### Exercise description
What do the entries below say? Restate them word for word.

### Supplied material
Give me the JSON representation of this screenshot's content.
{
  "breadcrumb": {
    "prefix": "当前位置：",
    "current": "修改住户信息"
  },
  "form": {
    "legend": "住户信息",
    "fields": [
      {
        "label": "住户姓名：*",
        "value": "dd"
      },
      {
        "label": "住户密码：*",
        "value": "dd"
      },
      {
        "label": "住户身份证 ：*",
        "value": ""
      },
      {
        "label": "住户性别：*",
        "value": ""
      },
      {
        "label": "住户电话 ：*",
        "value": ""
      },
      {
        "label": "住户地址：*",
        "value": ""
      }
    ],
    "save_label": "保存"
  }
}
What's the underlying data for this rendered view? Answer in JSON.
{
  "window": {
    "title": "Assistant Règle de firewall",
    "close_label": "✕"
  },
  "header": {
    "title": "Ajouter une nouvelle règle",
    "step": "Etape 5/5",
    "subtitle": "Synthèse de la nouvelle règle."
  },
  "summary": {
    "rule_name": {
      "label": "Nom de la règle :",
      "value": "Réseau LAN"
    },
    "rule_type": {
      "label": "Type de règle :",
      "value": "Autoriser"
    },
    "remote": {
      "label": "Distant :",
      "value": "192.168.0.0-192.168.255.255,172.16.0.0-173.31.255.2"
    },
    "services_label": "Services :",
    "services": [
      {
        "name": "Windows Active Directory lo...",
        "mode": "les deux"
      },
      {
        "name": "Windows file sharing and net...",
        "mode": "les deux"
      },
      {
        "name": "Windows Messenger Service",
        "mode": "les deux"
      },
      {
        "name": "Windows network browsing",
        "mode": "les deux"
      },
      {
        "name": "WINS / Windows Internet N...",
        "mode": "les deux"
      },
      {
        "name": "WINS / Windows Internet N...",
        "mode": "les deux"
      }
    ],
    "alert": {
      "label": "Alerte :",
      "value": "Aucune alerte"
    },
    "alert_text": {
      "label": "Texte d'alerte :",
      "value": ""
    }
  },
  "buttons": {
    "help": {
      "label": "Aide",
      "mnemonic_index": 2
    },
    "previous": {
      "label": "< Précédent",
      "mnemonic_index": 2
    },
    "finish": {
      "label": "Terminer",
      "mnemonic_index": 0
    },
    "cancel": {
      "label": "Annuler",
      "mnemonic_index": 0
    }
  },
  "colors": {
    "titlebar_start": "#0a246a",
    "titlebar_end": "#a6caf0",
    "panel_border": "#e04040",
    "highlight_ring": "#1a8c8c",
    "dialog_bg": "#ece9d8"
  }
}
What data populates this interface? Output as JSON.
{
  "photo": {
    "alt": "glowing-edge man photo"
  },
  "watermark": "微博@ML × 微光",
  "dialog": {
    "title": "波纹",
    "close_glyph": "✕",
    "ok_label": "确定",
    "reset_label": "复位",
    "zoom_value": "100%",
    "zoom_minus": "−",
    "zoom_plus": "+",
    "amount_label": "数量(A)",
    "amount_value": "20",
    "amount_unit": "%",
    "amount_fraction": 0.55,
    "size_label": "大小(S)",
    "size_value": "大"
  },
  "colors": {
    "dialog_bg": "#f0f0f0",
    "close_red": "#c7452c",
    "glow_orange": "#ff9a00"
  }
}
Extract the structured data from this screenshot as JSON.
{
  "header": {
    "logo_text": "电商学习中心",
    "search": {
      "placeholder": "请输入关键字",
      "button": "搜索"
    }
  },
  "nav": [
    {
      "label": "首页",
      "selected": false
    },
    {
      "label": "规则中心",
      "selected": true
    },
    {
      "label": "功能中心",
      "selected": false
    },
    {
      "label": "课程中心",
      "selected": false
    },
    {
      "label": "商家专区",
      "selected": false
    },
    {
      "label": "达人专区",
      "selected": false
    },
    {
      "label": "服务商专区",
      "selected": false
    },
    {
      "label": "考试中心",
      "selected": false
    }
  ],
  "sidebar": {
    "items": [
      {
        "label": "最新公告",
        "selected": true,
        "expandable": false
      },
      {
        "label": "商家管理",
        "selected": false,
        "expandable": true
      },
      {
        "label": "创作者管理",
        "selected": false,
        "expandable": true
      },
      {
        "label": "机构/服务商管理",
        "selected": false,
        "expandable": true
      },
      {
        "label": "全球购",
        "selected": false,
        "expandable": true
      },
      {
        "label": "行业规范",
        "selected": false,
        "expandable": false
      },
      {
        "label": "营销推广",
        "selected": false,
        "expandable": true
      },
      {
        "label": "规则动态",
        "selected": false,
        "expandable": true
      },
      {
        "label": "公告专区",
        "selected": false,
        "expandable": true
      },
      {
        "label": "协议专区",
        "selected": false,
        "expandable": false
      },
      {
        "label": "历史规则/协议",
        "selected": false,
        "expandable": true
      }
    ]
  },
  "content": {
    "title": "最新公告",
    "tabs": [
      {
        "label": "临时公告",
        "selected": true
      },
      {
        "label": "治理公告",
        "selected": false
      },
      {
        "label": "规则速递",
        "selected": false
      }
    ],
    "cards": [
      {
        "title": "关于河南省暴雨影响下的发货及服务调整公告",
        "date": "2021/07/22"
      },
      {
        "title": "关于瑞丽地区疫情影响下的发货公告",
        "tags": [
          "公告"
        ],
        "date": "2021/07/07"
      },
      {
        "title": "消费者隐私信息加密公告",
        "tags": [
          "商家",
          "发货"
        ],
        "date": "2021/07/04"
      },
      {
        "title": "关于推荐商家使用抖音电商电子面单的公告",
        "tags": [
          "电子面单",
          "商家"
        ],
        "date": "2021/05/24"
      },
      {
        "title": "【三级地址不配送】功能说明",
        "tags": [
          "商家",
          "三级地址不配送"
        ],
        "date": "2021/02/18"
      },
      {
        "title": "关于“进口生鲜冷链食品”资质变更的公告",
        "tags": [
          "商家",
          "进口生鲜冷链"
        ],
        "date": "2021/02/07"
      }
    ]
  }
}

### Answer space
Give me the JSON representation of this screenshot's content.
{
  "breadcrumb": {
    "prefix": "当前位置：",
    "current": "修改住户信息"
  },
  "form": {
    "legend": "住户信息",
    "fields": [
      {
        "label": "住户姓名：*",
        "value": "dd"
      },
      {
        "label": "住户密码：*",
        "value": "dd"
      },
      {
        "label": "住户身份证 ：*",
        "value": ""
      },
      {
        "label": "住户性别：*",
        "value": ""
      },
      {
        "label": "住户电话 ：*",
        "value": ""
      },
      {
        "label": "住户地址：*",
        "value": ""
      }
    ],
    "save_label": "保存"
  }
}
What's the underlying data for this rendered view? Answer in JSON.
{
  "window": {
    "title": "Assistant Règle de firewall",
    "close_label": "✕"
  },
  "header": {
    "title": "Ajouter une nouvelle règle",
    "step": "Etape 5/5",
    "subtitle": "Synthèse de la nouvelle règle."
  },
  "summary": {
    "rule_name": {
      "label": "Nom de la règle :",
      "value": "Réseau LAN"
    },
    "rule_type": {
      "label": "Type de règle :",
      "value": "Autoriser"
    },
    "remote": {
      "label": "Distant :",
      "value": "192.168.0.0-192.168.255.255,172.16.0.0-173.31.255.2"
    },
    "services_label": "Services :",
    "services": [
      {
        "name": "Windows Active Directory lo...",
        "mode": "les deux"
      },
      {
        "name": "Windows file sharing and net...",
        "mode": "les deux"
      },
      {
        "name": "Windows Messenger Service",
        "mode": "les deux"
      },
      {
        "name": "Windows network browsing",
        "mode": "les deux"
      },
      {
        "name": "WINS / Windows Internet N...",
        "mode": "les deux"
      },
      {
        "name": "WINS / Windows Internet N...",
        "mode": "les deux"
      }
    ],
    "alert": {
      "label": "Alerte :",
      "value": "Aucune alerte"
    },
    "alert_text": {
      "label": "Texte d'alerte :",
      "value": ""
    }
  },
  "buttons": {
    "help": {
      "label": "Aide",
      "mnemonic_index": 2
    },
    "previous": {
      "label": "< Précédent",
      "mnemonic_index": 2
    },
    "finish": {
      "label": "Terminer",
      "mnemonic_index": 0
    },
    "cancel": {
      "label": "Annuler",
      "mnemonic_index": 0
    }
  },
  "colors": {
    "titlebar_start": "#0a246a",
    "titlebar_end": "#a6caf0",
    "panel_border": "#e04040",
    "highlight_ring": "#1a8c8c",
    "dialog_bg": "#ece9d8"
  }
}
What data populates this interface? Output as JSON.
{
  "photo": {
    "alt": "glowing-edge man photo"
  },
  "watermark": "微博@ML × 微光",
  "dialog": {
    "title": "波纹",
    "close_glyph": "✕",
    "ok_label": "确定",
    "reset_label": "复位",
    "zoom_value": "100%",
    "zoom_minus": "−",
    "zoom_plus": "+",
    "amount_label": "数量(A)",
    "amount_value": "20",
    "amount_unit": "%",
    "amount_fraction": 0.55,
    "size_label": "大小(S)",
    "size_value": "大"
  },
  "colors": {
    "dialog_bg": "#f0f0f0",
    "close_red": "#c7452c",
    "glow_orange": "#ff9a00"
  }
}
Extract the structured data from this screenshot as JSON.
{
  "header": {
    "logo_text": "电商学习中心",
    "search": {
      "placeholder": "请输入关键字",
      "button": "搜索"
    }
  },
  "nav": [
    {
      "label": "首页",
      "selected": false
    },
    {
      "label": "规则中心",
      "selected": true
    },
    {
      "label": "功能中心",
      "selected": false
    },
    {
      "label": "课程中心",
      "selected": false
    },
    {
      "label": "商家专区",
      "selected": false
    },
    {
      "label": "达人专区",
      "selected": false
    },
    {
      "label": "服务商专区",
      "selected": false
    },
    {
      "label": "考试中心",
      "selected": false
    }
  ],
  "sidebar": {
    "items": [
      {
        "label": "最新公告",
        "selected": true,
        "expandable": false
      },
      {
        "label": "商家管理",
        "selected": false,
        "expandable": true
      },
      {
        "label": "创作者管理",
        "selected": false,
        "expandable": true
      },
      {
        "label": "机构/服务商管理",
        "selected": false,
        "expandable": true
      },
      {
        "label": "全球购",
        "selected": false,
        "expandable": true
      },
      {
        "label": "行业规范",
        "selected": false,
        "expandable": false
      },
      {
        "label": "营销推广",
        "selected": false,
        "expandable": true
      },
      {
        "label": "规则动态",
        "selected": false,
        "expandable": true
      },
      {
        "label": "公告专区",
        "selected": false,
        "expandable": true
      },
      {
        "label": "协议专区",
        "selected": false,
        "expandable": false
      },
      {
        "label": "历史规则/协议",
        "selected": false,
        "expandable": true
      }
    ]
  },
  "content": {
    "title": "最新公告",
    "tabs": [
      {
        "label": "临时公告",
        "selected": true
      },
      {
        "label": "治理公告",
        "selected": false
      },
      {
        "label": "规则速递",
        "selected": false
      }
    ],
    "cards": [
      {
        "title": "关于河南省暴雨影响下的发货及服务调整公告",
        "date": "2021/07/22"
      },
      {
        "title": "关于瑞丽地区疫情影响下的发货公告",
        "tags": [
          "公告"
        ],
        "date": "2021/07/07"
      },
      {
        "title": "消费者隐私信息加密公告",
        "tags": [
          "商家",
          "发货"
        ],
        "date": "2021/07/04"
      },
      {
        "title": "关于推荐商家使用抖音电商电子面单的公告",
        "tags": [
          "电子面单",
          "商家"
        ],
        "date": "2021/05/24"
      },
      {
        "title": "【三级地址不配送】功能说明",
        "tags": [
          "商家",
          "三级地址不配送"
        ],
        "date": "2021/02/18"
      },
      {
        "title": "关于“进口生鲜冷链食品”资质变更的公告",
        "tags": [
          "商家",
          "进口生鲜冷链"
        ],
        "date": "2021/02/07"
      }
    ]
  }
}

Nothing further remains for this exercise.